YOUR INSTRUCTIONS: Copy each line that includes the string "Binomial" from the material into your answer.
(SUPPLIED MATERIAL begins)
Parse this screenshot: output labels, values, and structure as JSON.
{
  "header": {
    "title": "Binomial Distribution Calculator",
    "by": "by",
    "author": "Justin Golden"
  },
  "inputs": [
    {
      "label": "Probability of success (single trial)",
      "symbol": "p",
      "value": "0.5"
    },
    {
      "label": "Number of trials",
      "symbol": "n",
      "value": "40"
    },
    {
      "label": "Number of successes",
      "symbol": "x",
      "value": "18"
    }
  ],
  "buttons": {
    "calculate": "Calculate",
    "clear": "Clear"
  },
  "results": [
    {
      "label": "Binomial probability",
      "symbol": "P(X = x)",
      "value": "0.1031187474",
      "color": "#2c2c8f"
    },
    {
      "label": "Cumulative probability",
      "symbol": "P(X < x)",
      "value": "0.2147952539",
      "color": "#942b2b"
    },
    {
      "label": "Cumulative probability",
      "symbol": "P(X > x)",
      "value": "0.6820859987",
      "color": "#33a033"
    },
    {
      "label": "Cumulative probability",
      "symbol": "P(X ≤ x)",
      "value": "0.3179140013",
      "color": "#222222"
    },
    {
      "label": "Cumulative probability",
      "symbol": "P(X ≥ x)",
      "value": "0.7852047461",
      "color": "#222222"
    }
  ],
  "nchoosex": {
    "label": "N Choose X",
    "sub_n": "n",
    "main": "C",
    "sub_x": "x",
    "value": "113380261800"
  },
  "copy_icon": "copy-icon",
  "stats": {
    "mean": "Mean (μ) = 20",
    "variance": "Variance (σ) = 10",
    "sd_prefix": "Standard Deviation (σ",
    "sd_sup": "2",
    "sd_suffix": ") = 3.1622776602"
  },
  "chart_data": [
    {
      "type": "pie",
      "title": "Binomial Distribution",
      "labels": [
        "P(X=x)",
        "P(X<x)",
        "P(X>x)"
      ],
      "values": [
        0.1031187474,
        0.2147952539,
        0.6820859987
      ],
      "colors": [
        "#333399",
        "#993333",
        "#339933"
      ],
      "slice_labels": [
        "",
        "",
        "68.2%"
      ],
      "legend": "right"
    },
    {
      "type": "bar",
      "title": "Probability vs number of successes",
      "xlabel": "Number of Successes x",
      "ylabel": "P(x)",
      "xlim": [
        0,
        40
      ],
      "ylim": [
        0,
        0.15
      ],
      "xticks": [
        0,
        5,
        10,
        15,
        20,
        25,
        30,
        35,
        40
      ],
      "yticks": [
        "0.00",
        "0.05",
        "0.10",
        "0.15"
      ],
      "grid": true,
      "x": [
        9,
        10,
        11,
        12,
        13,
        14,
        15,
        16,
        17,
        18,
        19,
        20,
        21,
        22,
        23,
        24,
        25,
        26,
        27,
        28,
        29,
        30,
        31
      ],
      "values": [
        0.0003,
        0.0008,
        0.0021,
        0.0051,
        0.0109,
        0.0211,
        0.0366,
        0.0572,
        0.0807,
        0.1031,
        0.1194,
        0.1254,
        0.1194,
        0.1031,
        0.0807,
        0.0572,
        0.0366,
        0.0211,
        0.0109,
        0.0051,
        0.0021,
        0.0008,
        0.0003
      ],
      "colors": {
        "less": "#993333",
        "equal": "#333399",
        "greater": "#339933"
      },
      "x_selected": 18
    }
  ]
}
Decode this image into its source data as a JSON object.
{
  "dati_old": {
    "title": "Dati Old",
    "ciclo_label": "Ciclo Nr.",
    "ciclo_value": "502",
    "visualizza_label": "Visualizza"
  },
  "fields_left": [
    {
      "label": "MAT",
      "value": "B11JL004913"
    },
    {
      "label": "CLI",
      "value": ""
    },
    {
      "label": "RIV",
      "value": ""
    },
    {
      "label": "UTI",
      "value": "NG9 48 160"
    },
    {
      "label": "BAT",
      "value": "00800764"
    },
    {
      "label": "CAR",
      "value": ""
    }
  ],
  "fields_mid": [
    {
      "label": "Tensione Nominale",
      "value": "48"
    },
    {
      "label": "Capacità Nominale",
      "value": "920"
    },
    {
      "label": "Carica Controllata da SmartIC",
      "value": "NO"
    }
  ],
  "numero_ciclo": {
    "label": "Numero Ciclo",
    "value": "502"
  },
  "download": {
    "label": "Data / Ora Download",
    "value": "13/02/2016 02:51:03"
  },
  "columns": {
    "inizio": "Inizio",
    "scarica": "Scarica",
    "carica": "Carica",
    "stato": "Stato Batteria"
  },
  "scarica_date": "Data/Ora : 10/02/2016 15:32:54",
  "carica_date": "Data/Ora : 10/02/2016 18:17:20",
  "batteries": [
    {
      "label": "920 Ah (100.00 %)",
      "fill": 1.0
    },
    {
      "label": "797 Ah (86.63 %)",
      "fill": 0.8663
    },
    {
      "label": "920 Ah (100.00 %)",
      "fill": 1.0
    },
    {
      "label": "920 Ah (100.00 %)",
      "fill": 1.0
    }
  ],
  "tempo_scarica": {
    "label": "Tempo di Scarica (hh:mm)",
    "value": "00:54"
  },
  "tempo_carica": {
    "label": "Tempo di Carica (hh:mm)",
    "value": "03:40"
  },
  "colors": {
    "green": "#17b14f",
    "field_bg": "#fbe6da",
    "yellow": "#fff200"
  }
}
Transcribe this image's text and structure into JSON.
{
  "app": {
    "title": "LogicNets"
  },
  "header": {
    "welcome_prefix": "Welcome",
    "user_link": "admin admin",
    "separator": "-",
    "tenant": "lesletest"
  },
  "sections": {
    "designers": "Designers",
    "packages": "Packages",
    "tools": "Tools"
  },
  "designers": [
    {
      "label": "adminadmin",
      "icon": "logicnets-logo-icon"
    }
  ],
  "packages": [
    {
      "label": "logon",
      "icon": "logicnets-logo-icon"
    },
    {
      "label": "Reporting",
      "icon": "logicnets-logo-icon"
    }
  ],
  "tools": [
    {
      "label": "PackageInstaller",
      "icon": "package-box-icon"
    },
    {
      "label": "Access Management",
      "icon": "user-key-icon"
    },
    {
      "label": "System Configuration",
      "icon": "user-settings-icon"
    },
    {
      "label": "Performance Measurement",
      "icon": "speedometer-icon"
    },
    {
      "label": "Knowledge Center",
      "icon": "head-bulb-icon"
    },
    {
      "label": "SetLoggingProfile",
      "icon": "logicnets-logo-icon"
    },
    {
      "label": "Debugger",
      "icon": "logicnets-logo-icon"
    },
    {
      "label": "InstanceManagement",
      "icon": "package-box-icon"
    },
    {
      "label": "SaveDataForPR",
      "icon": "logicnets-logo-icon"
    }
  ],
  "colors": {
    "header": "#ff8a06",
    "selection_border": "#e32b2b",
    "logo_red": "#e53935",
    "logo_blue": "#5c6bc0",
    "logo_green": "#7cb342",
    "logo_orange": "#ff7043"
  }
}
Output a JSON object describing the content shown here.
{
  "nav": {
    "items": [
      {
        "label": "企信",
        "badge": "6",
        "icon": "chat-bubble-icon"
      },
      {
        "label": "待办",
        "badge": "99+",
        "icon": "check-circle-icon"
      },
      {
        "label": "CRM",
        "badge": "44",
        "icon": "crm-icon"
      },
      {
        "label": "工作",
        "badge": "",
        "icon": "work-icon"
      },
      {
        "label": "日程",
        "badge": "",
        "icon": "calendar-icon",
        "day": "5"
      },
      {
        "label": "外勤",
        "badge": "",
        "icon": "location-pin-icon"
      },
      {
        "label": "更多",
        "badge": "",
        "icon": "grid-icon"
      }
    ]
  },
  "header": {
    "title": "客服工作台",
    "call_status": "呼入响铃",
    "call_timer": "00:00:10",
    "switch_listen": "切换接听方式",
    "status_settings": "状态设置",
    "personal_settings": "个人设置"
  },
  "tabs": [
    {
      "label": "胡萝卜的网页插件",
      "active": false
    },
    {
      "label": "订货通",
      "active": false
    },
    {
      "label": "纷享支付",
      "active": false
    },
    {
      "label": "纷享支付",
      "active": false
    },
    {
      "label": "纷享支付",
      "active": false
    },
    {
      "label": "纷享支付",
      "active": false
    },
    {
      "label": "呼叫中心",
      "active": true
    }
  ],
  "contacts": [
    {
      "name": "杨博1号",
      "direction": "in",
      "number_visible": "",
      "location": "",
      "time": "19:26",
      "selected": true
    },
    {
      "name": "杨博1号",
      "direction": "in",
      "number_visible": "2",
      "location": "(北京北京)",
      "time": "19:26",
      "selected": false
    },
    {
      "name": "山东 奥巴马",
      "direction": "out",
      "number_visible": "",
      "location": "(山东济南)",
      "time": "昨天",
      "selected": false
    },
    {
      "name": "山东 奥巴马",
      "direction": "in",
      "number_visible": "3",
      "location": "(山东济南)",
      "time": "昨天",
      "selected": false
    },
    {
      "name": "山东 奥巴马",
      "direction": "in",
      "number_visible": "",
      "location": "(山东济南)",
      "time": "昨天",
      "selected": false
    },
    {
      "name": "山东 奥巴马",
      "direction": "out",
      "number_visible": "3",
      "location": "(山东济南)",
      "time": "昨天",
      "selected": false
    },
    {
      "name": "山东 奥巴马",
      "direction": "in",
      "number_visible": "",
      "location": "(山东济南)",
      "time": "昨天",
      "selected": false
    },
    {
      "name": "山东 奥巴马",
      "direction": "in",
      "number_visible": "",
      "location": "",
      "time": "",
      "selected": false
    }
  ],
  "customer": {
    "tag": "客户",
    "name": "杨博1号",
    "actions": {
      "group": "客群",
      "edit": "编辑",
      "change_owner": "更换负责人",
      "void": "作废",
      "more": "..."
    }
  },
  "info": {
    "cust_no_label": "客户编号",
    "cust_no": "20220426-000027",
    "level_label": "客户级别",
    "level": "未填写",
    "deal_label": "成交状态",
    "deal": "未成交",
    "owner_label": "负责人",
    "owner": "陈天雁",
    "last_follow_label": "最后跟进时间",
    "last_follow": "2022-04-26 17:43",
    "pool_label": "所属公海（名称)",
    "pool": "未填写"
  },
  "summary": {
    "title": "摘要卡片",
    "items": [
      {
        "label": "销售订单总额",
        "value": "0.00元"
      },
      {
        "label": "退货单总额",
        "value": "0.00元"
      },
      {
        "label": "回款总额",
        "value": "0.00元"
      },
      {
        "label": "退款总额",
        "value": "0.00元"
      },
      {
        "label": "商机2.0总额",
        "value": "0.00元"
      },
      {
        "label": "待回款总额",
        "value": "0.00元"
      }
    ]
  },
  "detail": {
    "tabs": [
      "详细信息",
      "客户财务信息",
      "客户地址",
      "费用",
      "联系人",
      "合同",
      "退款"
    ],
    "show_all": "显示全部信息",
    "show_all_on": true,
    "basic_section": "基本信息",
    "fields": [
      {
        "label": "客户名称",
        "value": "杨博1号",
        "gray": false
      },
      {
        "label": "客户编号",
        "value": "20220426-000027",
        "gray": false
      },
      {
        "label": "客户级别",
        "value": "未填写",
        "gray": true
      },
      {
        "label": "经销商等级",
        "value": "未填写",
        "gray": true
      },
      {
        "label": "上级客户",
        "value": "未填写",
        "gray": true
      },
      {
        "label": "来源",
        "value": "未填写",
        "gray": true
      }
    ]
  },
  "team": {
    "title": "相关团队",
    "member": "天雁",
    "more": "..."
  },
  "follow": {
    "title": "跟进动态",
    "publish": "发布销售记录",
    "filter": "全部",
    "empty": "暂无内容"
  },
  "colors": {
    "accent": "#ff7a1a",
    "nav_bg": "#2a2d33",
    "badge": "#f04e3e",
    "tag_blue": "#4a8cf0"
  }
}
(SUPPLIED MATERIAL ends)
SOLVED PROBLEM:
    "title": "Binomial Distribution Calculator",
      "label": "Binomial probability",
      "title": "Binomial Distribution",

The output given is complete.